In light of this, he wrote his first book for the general public. The Psychology of Everyday Living, published in 1947, was
“designed as an accessible self-help manual to help Americans ‘accept the morality of the good life’… As America entered the 1950s, the decade of heightened commodity fetishism, Dichter offered consumers moral permission to embrace sex and consumption, and forged a philosophy of corporate hedonism, which he thought would make people immune to dangerous totalitarian ideas” (Cabinet Magazine, issue 44, p. 30).
Chapters such as “The Magic of Soap”, “What Bread Means to You”, “How to Be Happy While Cooking”, and “The Psychology of Buying” purported to solve the problems of everyday life, but largely encouraged a positive attitude to consumption by stressing the good feelings associated with a new purchase or the use of a specific commodity.
The book is extensively illustrated, with images that promote consumerism even more blatantly than the text does. A photograph of a woman applying makeup is captioned “Cosmetics provide psychological therapy”, and another of a man trying on a hat reads, “The right kind of hat gives us dignity”.
In chapter after chapter, Dichter posits that consumer products can help us express our individuality, engage with the world in new ways, or simply provide a self-esteem boost:
The chapter on cigarettes argues that those who try to abstain from smoking are wrong to feel guilty about the habit. Dichter writes that,
“Efforts to reduce the amount of smoking signify a willingness to sacrifice pleasure in order to assuage their feeling of guilt… Guilt feelings may cause harmful physical effects not at all caused by the cigarettes used, which may be extremely mild. Such guilt feelings alone may be the real cause of the injurious consequences”.
One of the photographs used in this chapter has a decidedly sexual subtext:
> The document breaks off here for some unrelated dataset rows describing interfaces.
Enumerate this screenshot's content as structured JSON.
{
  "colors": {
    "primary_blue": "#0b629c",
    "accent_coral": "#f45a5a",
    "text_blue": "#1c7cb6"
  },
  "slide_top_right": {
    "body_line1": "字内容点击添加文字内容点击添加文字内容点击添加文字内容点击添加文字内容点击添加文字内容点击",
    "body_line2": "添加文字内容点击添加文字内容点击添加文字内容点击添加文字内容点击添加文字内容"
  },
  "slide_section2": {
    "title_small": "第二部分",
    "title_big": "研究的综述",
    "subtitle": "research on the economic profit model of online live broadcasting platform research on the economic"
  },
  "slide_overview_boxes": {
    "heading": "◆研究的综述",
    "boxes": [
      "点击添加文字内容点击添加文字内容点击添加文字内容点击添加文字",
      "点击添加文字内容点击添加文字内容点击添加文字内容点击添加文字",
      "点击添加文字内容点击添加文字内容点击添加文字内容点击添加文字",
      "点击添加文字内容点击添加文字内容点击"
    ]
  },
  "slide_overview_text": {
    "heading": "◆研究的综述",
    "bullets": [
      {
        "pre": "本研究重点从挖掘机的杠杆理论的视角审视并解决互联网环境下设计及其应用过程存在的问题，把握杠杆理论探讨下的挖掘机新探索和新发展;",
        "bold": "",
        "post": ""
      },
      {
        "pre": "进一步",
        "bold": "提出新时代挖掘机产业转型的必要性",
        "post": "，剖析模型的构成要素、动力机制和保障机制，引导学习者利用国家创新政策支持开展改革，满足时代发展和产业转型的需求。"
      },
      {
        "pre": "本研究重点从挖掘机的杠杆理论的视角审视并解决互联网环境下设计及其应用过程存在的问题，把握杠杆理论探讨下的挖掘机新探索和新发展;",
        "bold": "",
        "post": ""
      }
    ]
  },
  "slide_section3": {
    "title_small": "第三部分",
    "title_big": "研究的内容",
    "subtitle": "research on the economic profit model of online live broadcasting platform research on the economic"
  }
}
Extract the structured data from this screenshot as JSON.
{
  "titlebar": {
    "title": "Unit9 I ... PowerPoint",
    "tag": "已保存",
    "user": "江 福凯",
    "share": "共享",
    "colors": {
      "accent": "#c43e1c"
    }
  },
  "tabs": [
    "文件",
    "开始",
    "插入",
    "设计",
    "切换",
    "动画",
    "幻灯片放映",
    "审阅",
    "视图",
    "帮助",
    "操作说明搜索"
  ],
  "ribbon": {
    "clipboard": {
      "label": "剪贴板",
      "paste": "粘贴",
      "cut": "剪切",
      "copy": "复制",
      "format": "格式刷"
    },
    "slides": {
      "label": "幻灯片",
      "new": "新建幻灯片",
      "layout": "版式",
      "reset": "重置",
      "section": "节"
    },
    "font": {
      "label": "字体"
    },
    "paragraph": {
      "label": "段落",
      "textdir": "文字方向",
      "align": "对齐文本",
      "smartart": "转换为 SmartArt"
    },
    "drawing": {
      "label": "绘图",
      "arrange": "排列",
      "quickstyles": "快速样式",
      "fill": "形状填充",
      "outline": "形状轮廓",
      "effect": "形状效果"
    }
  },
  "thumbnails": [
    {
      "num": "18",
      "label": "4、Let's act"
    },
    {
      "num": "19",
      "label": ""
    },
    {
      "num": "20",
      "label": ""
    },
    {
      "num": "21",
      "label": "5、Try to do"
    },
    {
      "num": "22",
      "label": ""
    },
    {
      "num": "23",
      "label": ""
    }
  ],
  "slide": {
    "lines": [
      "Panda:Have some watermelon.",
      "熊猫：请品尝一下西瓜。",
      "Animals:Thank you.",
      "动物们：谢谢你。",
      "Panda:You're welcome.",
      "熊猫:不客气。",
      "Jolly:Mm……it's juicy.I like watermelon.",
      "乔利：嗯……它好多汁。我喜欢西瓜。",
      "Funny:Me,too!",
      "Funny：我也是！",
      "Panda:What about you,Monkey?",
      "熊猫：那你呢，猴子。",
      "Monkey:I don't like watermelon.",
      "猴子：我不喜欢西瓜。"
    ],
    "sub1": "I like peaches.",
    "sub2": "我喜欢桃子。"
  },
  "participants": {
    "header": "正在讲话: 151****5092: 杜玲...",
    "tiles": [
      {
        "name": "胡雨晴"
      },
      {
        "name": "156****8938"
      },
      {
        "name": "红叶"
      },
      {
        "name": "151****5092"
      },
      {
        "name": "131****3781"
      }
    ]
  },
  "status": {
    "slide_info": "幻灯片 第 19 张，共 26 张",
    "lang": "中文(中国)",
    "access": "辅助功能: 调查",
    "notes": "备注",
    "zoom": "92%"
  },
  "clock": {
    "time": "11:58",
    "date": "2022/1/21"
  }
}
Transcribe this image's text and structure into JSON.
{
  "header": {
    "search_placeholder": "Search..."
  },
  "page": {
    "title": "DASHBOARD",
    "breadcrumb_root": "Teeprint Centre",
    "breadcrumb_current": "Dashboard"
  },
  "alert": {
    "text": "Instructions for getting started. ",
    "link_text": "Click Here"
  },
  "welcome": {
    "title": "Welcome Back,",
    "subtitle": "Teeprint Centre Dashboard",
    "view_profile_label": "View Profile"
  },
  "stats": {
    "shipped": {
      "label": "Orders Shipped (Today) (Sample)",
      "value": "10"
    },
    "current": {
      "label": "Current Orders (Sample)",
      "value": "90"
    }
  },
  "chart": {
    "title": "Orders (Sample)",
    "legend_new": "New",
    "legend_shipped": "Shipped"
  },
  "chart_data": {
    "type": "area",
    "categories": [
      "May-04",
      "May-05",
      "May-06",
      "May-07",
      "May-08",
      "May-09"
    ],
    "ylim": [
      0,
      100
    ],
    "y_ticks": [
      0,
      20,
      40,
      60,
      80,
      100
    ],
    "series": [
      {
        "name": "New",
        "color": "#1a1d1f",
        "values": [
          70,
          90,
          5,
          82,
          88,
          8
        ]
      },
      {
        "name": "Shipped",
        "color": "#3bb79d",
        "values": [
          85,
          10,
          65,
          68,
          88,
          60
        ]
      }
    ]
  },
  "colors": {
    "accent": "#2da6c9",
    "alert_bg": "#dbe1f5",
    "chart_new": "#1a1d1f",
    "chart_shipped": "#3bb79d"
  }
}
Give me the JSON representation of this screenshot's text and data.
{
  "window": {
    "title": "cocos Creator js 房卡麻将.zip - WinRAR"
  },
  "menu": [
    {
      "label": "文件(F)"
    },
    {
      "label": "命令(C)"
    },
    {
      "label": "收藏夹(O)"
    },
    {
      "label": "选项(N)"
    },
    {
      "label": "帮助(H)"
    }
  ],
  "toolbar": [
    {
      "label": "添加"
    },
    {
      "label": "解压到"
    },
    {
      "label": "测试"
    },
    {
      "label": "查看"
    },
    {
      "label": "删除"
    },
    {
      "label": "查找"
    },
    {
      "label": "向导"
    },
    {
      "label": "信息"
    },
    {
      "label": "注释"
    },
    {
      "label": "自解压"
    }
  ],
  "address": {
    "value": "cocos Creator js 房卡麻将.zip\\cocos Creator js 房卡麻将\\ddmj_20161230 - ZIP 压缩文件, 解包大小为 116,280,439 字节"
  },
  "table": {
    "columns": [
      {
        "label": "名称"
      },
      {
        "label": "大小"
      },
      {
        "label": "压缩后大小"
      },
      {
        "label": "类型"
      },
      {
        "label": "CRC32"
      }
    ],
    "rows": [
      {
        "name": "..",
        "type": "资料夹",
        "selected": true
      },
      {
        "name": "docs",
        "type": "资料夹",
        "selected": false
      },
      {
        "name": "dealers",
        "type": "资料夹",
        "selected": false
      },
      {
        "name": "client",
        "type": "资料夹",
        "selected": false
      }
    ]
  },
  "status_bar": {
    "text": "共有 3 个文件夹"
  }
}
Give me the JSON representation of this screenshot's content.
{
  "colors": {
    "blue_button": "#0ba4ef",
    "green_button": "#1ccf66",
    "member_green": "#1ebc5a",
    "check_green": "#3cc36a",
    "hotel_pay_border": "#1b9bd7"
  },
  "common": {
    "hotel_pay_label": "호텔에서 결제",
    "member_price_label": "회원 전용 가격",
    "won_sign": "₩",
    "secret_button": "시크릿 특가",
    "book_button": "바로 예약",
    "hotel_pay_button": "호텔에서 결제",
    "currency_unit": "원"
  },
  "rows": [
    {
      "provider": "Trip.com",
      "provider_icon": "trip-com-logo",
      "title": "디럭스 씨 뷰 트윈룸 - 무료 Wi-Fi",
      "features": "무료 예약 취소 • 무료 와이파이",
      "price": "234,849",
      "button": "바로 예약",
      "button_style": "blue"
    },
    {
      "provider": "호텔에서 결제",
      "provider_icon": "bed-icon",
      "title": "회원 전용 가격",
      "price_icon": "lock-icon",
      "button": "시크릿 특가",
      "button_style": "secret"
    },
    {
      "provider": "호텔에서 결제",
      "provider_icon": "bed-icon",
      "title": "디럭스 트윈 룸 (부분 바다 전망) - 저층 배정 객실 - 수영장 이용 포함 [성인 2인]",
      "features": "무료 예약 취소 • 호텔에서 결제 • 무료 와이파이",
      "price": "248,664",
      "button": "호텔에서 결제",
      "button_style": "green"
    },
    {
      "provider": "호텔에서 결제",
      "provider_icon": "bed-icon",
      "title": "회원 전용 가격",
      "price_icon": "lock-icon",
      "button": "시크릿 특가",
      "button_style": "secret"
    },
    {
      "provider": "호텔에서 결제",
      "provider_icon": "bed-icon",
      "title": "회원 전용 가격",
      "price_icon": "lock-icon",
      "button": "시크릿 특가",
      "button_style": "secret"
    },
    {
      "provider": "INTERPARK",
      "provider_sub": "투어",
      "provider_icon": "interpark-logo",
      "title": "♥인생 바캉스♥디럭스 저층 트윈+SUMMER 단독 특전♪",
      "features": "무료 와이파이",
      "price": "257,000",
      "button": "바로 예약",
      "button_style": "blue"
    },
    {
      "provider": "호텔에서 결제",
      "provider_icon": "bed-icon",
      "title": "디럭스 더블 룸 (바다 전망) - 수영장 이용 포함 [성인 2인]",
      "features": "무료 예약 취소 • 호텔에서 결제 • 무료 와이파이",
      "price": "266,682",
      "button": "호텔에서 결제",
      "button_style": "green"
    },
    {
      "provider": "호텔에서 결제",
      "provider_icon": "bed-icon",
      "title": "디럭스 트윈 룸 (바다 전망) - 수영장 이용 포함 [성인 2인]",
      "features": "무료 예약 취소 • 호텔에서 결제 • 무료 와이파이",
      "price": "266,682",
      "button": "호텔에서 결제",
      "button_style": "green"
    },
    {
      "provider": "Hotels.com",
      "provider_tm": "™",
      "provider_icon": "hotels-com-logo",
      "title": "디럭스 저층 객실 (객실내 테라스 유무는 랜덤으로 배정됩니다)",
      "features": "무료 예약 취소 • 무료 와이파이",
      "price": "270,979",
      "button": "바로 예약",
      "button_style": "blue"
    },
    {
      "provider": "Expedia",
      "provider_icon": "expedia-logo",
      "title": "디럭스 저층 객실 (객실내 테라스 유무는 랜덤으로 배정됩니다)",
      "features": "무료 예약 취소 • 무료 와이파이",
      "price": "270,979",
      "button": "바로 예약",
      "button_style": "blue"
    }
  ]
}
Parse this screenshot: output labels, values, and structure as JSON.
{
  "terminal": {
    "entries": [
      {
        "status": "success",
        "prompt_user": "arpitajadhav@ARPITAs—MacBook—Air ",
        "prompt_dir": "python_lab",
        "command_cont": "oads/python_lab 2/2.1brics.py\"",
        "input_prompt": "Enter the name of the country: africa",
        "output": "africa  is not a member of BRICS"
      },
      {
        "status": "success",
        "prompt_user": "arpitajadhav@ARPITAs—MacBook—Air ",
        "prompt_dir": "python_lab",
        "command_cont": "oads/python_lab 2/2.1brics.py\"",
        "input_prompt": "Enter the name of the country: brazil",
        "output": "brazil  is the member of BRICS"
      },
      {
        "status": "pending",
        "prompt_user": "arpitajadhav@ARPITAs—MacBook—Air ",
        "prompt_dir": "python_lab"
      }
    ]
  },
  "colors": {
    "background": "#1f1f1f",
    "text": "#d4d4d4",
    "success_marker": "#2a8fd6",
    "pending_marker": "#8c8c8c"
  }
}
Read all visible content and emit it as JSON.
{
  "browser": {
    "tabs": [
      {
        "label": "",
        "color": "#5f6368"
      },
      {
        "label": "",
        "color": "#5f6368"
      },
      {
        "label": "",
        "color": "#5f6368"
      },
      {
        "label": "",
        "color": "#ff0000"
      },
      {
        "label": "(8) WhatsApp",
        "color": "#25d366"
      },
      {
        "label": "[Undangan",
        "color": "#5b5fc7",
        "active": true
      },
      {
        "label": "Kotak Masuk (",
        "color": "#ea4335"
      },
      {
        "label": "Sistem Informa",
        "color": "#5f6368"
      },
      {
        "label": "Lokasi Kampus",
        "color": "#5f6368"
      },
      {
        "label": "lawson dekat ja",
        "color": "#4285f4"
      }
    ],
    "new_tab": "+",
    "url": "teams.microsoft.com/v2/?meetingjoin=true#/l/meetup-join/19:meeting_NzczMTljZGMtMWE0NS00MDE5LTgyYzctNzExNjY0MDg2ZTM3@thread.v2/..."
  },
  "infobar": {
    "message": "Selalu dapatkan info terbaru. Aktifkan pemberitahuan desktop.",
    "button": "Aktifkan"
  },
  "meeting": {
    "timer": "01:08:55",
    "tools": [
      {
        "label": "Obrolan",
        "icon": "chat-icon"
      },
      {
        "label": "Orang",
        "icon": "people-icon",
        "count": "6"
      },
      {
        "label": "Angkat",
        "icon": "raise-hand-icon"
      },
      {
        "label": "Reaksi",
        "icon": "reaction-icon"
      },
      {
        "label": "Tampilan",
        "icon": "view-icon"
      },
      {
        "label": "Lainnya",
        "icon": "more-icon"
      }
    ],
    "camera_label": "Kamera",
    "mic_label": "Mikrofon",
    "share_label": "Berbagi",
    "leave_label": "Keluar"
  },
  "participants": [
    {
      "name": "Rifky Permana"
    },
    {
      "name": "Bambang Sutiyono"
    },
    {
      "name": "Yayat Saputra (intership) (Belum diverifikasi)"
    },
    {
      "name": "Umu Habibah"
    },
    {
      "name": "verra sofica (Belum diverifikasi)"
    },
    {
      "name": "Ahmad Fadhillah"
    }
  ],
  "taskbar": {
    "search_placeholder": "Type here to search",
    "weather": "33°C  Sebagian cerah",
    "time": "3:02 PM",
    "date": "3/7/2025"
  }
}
Automobiles, according to Dichter, aren’t simply for running errands or getting to work. They’re about freedom, personal identity, youthful self-assertion, and, of course, sex.
Probably the best illustration is “What is bought depends on what the woman says”:
Though Dichter faced scrutiny from those who were wary of the corporate hold on Americans’ psyches, criticism only seemed to generate more converts. But his method did have faults, and executives in the early 60s began to feel that his ideas were sometimes too strange to be practical. Like Don Draper dismissing the psychoanalyst in the first episode of Mad Men, the director of a Pepsi campaign fired Dichter when he was told that ice shouldn’t be used in advertisements because it reminded consumers of death. At the the same time, the advent of accessible computing meant that firms were able to return to more scientific methods of researching consumer behaviour. But Dichter remains the most important figure of twentieth-century advertising. Glance at the television or pass a billboard and you’ll recognise that the concepts he pioneered still dominate the advertising that surrounds us.
- For an excellent piece on Dichter’s attempts to convert the American public to his philosophy of consumerism, see the Winter 2011/2012 issue of Cabinet Magazine.
- The Economist also has an extensive article that’s available online: Retail Therapy. How Ernest Dichter, an Acolyte of Sigmund Freud, Revolutionsed Marketing.
- Duke University’s John W. Hartmann Center for Sales, Advertising, and Marketing History has digitised a huge range of twentieth-century advertising, including both print ads and television commercials. In many cases you can see the difference between pre and post-Dichter advertising strategies.
- For more Mad Men goodness, try the blog The Rolodex, and also see the Slate TV club’s discussions of each episode.